=== Listed entries ===
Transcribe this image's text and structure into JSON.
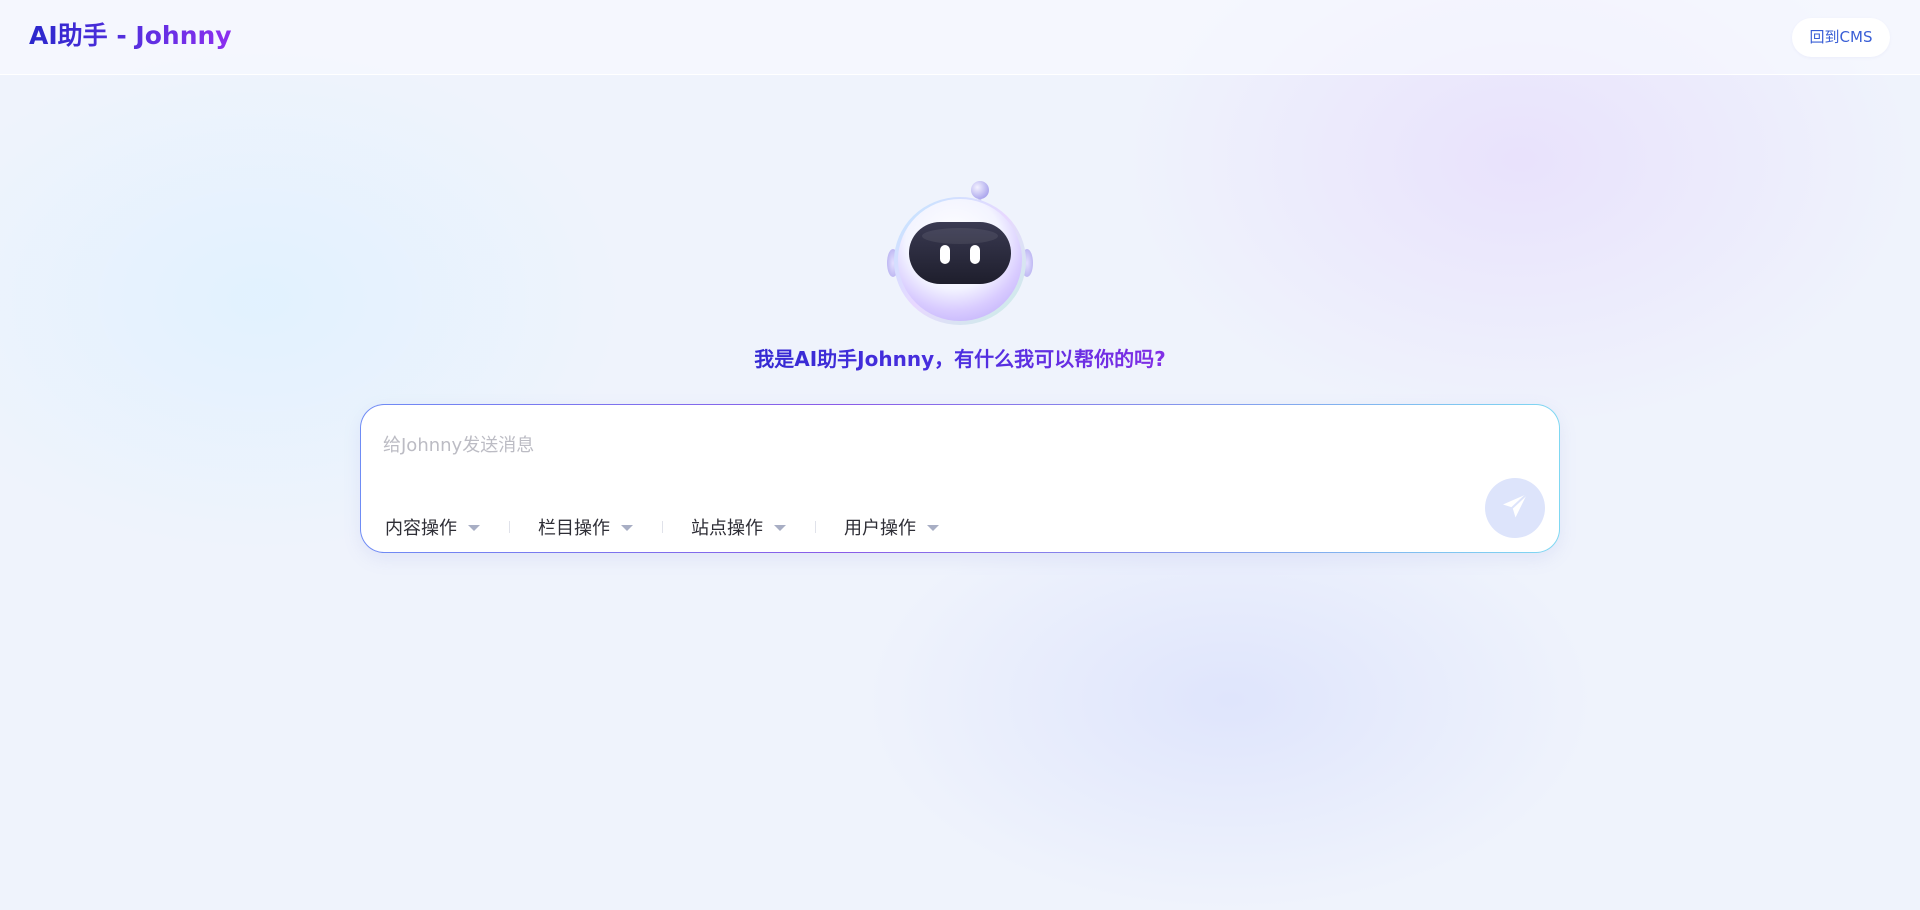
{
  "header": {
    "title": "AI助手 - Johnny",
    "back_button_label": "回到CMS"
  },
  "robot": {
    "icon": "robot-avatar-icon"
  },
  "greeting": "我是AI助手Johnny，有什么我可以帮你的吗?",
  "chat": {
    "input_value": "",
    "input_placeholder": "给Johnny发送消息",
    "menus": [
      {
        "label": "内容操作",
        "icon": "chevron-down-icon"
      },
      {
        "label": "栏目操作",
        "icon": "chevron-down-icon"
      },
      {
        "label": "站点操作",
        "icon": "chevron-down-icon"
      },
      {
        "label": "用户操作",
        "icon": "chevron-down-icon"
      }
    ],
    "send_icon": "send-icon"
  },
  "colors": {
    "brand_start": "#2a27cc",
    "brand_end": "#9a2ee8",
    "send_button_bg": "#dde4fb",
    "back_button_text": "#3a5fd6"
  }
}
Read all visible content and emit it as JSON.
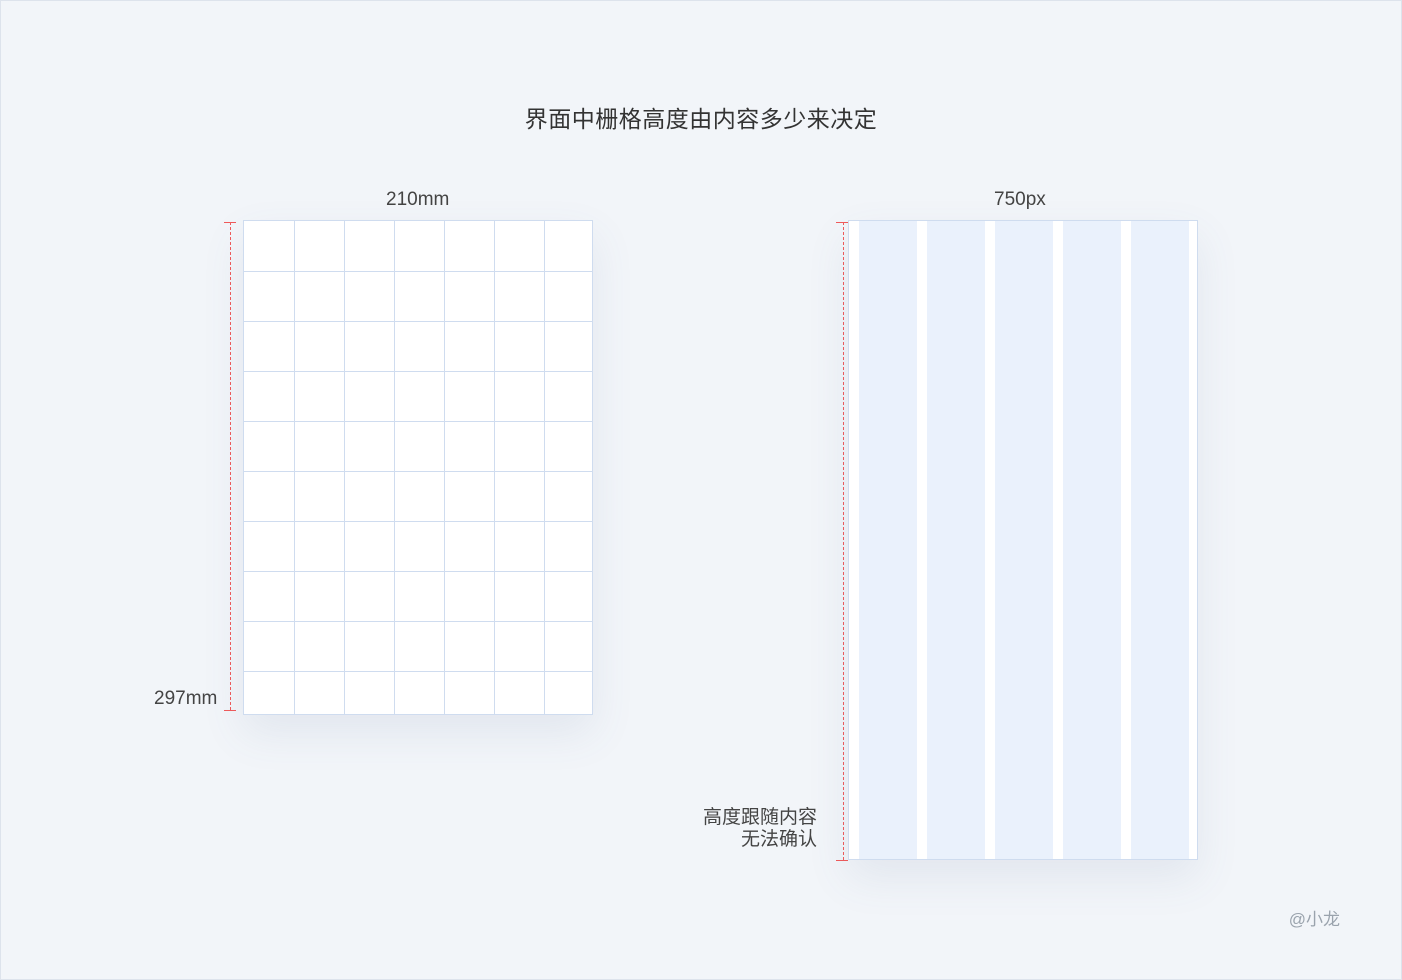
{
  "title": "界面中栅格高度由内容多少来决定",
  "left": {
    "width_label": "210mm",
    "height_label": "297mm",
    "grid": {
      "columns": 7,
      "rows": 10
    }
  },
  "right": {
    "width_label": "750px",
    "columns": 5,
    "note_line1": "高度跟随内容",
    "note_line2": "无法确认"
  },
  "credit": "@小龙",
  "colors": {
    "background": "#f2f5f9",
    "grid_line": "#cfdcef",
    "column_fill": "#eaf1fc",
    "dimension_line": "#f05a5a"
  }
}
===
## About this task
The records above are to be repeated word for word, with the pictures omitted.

## Your response
Transcribe this image's text and structure into JSON.
{
  "header": {
    "title": "AI助手 - Johnny",
    "back_button_label": "回到CMS"
  },
  "robot": {
    "icon": "robot-avatar-icon"
  },
  "greeting": "我是AI助手Johnny，有什么我可以帮你的吗?",
  "chat": {
    "input_value": "",
    "input_placeholder": "给Johnny发送消息",
    "menus": [
      {
        "label": "内容操作",
        "icon": "chevron-down-icon"
      },
      {
        "label": "栏目操作",
        "icon": "chevron-down-icon"
      },
      {
        "label": "站点操作",
        "icon": "chevron-down-icon"
      },
      {
        "label": "用户操作",
        "icon": "chevron-down-icon"
      }
    ],
    "send_icon": "send-icon"
  },
  "colors": {
    "brand_start": "#2a27cc",
    "brand_end": "#9a2ee8",
    "send_button_bg": "#dde4fb",
    "back_button_text": "#3a5fd6"
  }
}
Read all visible content and emit it as JSON.
{
  "title": "界面中栅格高度由内容多少来决定",
  "left": {
    "width_label": "210mm",
    "height_label": "297mm",
    "grid": {
      "columns": 7,
      "rows": 10
    }
  },
  "right": {
    "width_label": "750px",
    "columns": 5,
    "note_line1": "高度跟随内容",
    "note_line2": "无法确认"
  },
  "credit": "@小龙",
  "colors": {
    "background": "#f2f5f9",
    "grid_line": "#cfdcef",
    "column_fill": "#eaf1fc",
    "dimension_line": "#f05a5a"
  }
}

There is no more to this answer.